* [What is expected]: A faithful, word-for-word copy of the records is required, and it must contain no pictures.

Data items
[Start of section]

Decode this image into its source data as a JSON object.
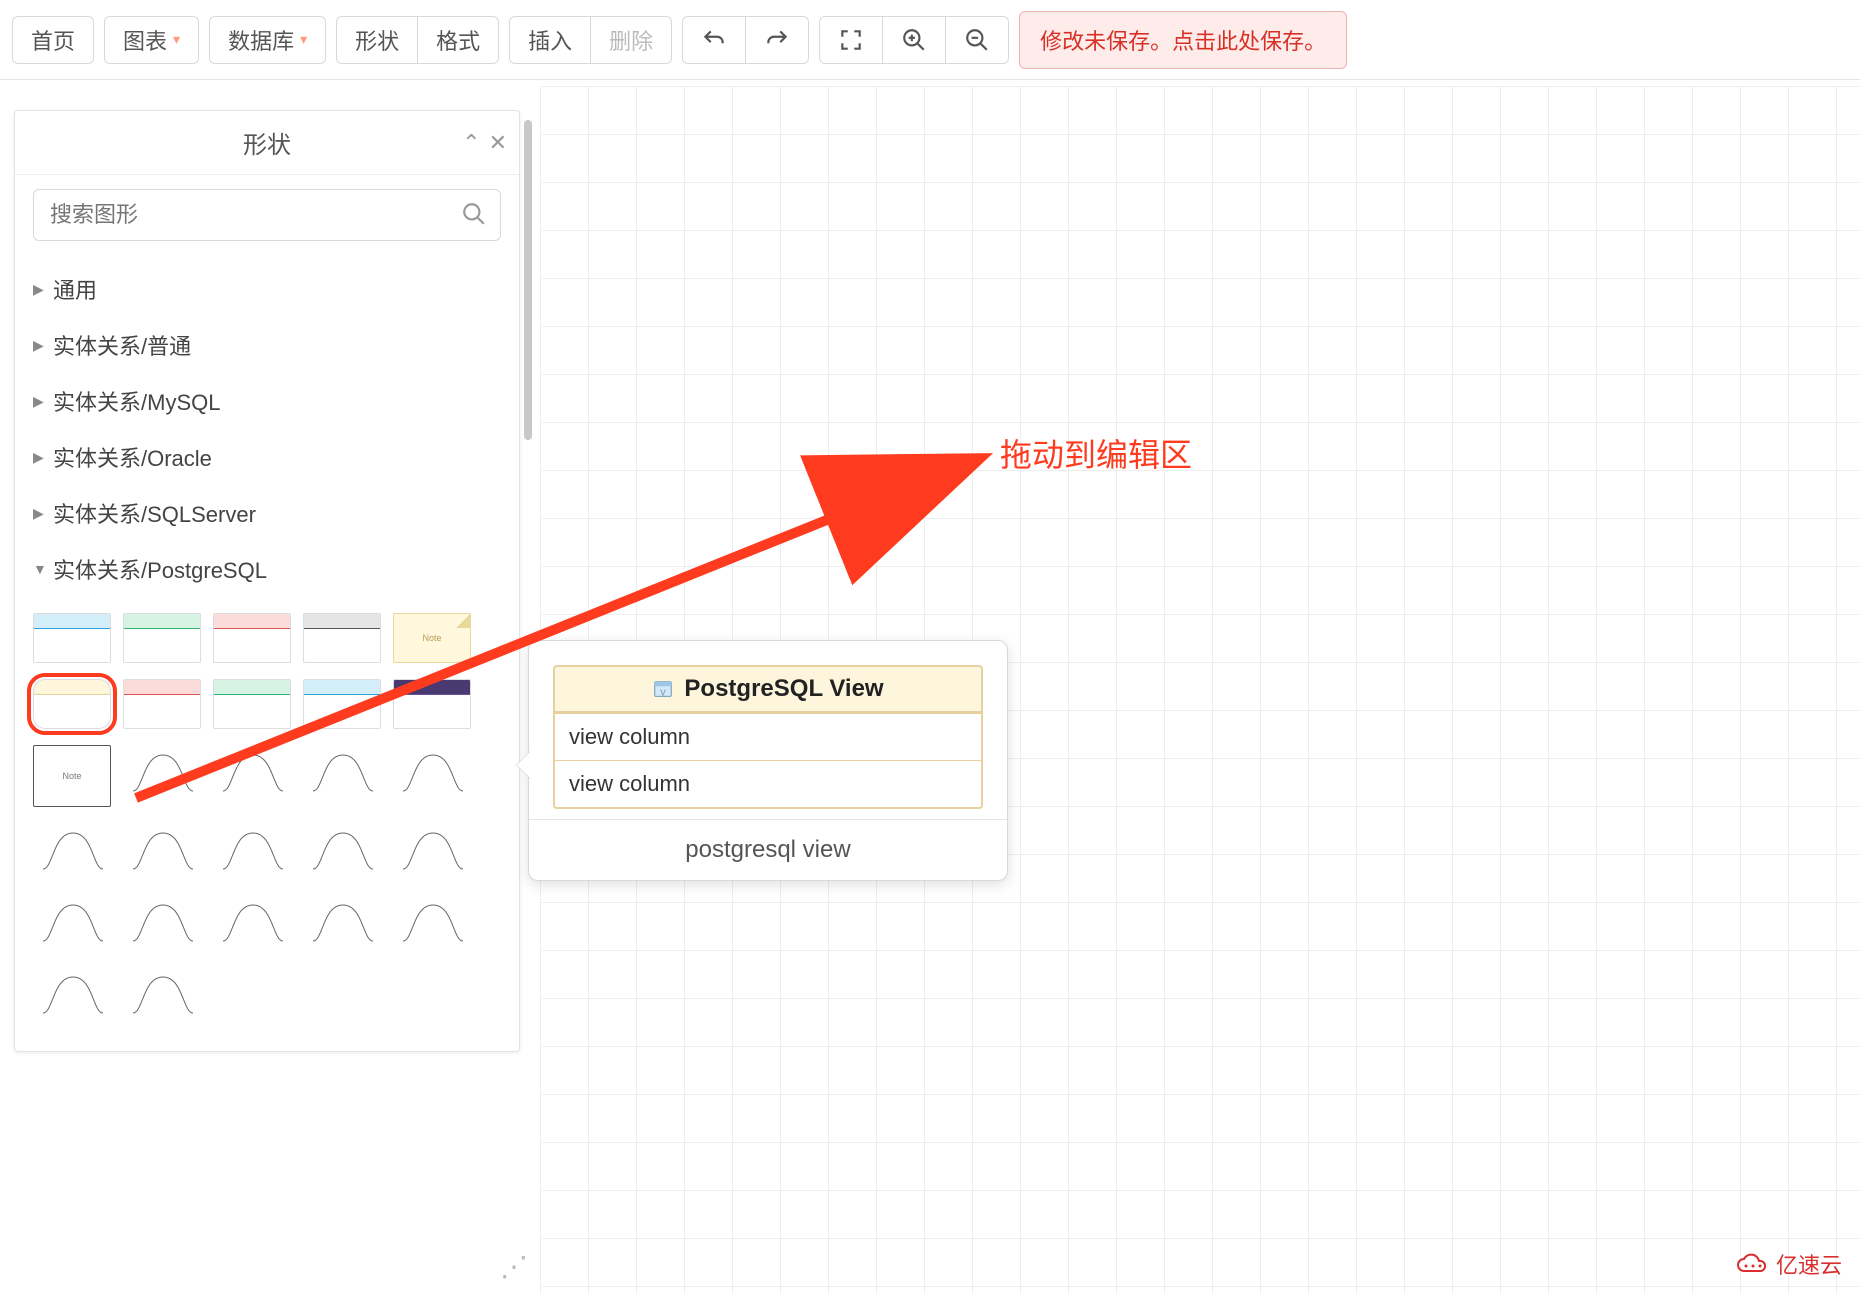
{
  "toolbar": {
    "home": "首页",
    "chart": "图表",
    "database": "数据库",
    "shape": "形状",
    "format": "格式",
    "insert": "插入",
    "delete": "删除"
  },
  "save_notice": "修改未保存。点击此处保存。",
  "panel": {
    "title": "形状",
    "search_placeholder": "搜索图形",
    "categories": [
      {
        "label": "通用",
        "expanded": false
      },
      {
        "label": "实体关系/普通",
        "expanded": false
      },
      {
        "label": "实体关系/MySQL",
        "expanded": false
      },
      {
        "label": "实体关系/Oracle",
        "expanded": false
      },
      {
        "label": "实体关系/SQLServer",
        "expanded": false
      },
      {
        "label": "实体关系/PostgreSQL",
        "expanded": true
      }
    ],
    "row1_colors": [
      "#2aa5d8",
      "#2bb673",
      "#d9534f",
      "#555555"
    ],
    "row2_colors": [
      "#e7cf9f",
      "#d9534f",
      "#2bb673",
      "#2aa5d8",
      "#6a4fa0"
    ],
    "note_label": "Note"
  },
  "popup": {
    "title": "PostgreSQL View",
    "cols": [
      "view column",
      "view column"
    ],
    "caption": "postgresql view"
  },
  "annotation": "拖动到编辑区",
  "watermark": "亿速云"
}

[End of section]

* [The answer]:
Decode this image into its source data as a JSON object.
{
  "toolbar": {
    "home": "首页",
    "chart": "图表",
    "database": "数据库",
    "shape": "形状",
    "format": "格式",
    "insert": "插入",
    "delete": "删除"
  },
  "save_notice": "修改未保存。点击此处保存。",
  "panel": {
    "title": "形状",
    "search_placeholder": "搜索图形",
    "categories": [
      {
        "label": "通用",
        "expanded": false
      },
      {
        "label": "实体关系/普通",
        "expanded": false
      },
      {
        "label": "实体关系/MySQL",
        "expanded": false
      },
      {
        "label": "实体关系/Oracle",
        "expanded": false
      },
      {
        "label": "实体关系/SQLServer",
        "expanded": false
      },
      {
        "label": "实体关系/PostgreSQL",
        "expanded": true
      }
    ],
    "row1_colors": [
      "#2aa5d8",
      "#2bb673",
      "#d9534f",
      "#555555"
    ],
    "row2_colors": [
      "#e7cf9f",
      "#d9534f",
      "#2bb673",
      "#2aa5d8",
      "#6a4fa0"
    ],
    "note_label": "Note"
  },
  "popup": {
    "title": "PostgreSQL View",
    "cols": [
      "view column",
      "view column"
    ],
    "caption": "postgresql view"
  },
  "annotation": "拖动到编辑区",
  "watermark": "亿速云"
}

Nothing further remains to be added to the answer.